§ **PROBLEM TO SOLVE**
These records must be written out again exactly.

§ **EXERCISE INPUTS**

○ ○ ○ ○ ○

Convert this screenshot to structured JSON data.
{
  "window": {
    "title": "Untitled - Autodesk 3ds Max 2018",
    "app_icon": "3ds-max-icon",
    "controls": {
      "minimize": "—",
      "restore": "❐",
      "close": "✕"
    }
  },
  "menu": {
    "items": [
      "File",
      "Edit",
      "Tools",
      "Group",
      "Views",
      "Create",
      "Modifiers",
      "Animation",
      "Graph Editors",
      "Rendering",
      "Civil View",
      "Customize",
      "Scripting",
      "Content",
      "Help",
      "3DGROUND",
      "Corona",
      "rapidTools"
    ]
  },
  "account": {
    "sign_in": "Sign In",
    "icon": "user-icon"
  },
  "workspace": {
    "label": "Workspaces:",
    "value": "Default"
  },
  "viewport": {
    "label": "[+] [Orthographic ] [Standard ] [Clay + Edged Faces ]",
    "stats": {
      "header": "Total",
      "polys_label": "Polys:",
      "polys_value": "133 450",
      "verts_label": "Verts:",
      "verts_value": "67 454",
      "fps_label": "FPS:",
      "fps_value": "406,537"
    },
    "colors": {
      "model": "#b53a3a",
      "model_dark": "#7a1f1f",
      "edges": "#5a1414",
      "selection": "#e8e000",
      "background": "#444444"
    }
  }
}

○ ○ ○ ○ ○

§ **ANSWER BOX**
Convert this screenshot to structured JSON data.
{
  "window": {
    "title": "Untitled - Autodesk 3ds Max 2018",
    "app_icon": "3ds-max-icon",
    "controls": {
      "minimize": "—",
      "restore": "❐",
      "close": "✕"
    }
  },
  "menu": {
    "items": [
      "File",
      "Edit",
      "Tools",
      "Group",
      "Views",
      "Create",
      "Modifiers",
      "Animation",
      "Graph Editors",
      "Rendering",
      "Civil View",
      "Customize",
      "Scripting",
      "Content",
      "Help",
      "3DGROUND",
      "Corona",
      "rapidTools"
    ]
  },
  "account": {
    "sign_in": "Sign In",
    "icon": "user-icon"
  },
  "workspace": {
    "label": "Workspaces:",
    "value": "Default"
  },
  "viewport": {
    "label": "[+] [Orthographic ] [Standard ] [Clay + Edged Faces ]",
    "stats": {
      "header": "Total",
      "polys_label": "Polys:",
      "polys_value": "133 450",
      "verts_label": "Verts:",
      "verts_value": "67 454",
      "fps_label": "FPS:",
      "fps_value": "406,537"
    },
    "colors": {
      "model": "#b53a3a",
      "model_dark": "#7a1f1f",
      "edges": "#5a1414",
      "selection": "#e8e000",
      "background": "#444444"
    }
  }
}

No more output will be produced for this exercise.